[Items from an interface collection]
BEGIN

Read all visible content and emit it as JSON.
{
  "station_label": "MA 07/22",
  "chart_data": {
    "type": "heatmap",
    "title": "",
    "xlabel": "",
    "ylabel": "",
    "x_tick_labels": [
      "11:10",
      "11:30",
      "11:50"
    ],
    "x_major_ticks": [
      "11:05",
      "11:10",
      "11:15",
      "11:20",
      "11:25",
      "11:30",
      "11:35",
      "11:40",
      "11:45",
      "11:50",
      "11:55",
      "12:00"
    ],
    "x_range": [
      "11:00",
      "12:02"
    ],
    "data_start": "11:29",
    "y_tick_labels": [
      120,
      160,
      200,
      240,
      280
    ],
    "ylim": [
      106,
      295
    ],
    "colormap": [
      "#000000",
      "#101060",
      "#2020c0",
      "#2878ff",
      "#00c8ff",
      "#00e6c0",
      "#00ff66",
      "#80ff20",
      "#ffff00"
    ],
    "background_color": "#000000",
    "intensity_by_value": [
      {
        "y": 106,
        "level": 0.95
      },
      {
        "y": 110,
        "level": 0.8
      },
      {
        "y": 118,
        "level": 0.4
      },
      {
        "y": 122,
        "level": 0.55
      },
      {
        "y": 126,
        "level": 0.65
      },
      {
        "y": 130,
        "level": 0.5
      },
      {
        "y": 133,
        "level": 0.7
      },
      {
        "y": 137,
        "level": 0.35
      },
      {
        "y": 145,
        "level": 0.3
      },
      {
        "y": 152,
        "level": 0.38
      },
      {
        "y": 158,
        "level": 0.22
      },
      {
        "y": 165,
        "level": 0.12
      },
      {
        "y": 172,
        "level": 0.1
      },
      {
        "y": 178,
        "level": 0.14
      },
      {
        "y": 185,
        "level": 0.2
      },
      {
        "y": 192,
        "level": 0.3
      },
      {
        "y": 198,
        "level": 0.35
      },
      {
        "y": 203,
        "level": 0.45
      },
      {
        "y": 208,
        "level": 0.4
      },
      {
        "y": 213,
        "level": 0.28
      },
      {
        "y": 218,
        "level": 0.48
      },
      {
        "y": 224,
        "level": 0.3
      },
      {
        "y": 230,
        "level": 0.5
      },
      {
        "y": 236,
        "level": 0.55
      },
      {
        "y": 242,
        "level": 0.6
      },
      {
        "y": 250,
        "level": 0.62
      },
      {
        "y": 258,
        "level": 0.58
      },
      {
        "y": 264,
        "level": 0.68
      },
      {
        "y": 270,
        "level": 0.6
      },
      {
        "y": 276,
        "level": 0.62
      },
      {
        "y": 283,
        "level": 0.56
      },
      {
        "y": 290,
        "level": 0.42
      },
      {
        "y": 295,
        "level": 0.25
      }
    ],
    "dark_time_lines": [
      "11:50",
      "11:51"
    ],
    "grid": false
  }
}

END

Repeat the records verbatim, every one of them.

* **Result of the exercise**:
Read all visible content and emit it as JSON.
{
  "station_label": "MA 07/22",
  "chart_data": {
    "type": "heatmap",
    "title": "",
    "xlabel": "",
    "ylabel": "",
    "x_tick_labels": [
      "11:10",
      "11:30",
      "11:50"
    ],
    "x_major_ticks": [
      "11:05",
      "11:10",
      "11:15",
      "11:20",
      "11:25",
      "11:30",
      "11:35",
      "11:40",
      "11:45",
      "11:50",
      "11:55",
      "12:00"
    ],
    "x_range": [
      "11:00",
      "12:02"
    ],
    "data_start": "11:29",
    "y_tick_labels": [
      120,
      160,
      200,
      240,
      280
    ],
    "ylim": [
      106,
      295
    ],
    "colormap": [
      "#000000",
      "#101060",
      "#2020c0",
      "#2878ff",
      "#00c8ff",
      "#00e6c0",
      "#00ff66",
      "#80ff20",
      "#ffff00"
    ],
    "background_color": "#000000",
    "intensity_by_value": [
      {
        "y": 106,
        "level": 0.95
      },
      {
        "y": 110,
        "level": 0.8
      },
      {
        "y": 118,
        "level": 0.4
      },
      {
        "y": 122,
        "level": 0.55
      },
      {
        "y": 126,
        "level": 0.65
      },
      {
        "y": 130,
        "level": 0.5
      },
      {
        "y": 133,
        "level": 0.7
      },
      {
        "y": 137,
        "level": 0.35
      },
      {
        "y": 145,
        "level": 0.3
      },
      {
        "y": 152,
        "level": 0.38
      },
      {
        "y": 158,
        "level": 0.22
      },
      {
        "y": 165,
        "level": 0.12
      },
      {
        "y": 172,
        "level": 0.1
      },
      {
        "y": 178,
        "level": 0.14
      },
      {
        "y": 185,
        "level": 0.2
      },
      {
        "y": 192,
        "level": 0.3
      },
      {
        "y": 198,
        "level": 0.35
      },
      {
        "y": 203,
        "level": 0.45
      },
      {
        "y": 208,
        "level": 0.4
      },
      {
        "y": 213,
        "level": 0.28
      },
      {
        "y": 218,
        "level": 0.48
      },
      {
        "y": 224,
        "level": 0.3
      },
      {
        "y": 230,
        "level": 0.5
      },
      {
        "y": 236,
        "level": 0.55
      },
      {
        "y": 242,
        "level": 0.6
      },
      {
        "y": 250,
        "level": 0.62
      },
      {
        "y": 258,
        "level": 0.58
      },
      {
        "y": 264,
        "level": 0.68
      },
      {
        "y": 270,
        "level": 0.6
      },
      {
        "y": 276,
        "level": 0.62
      },
      {
        "y": 283,
        "level": 0.56
      },
      {
        "y": 290,
        "level": 0.42
      },
      {
        "y": 295,
        "level": 0.25
      }
    ],
    "dark_time_lines": [
      "11:50",
      "11:51"
    ],
    "grid": false
  }
}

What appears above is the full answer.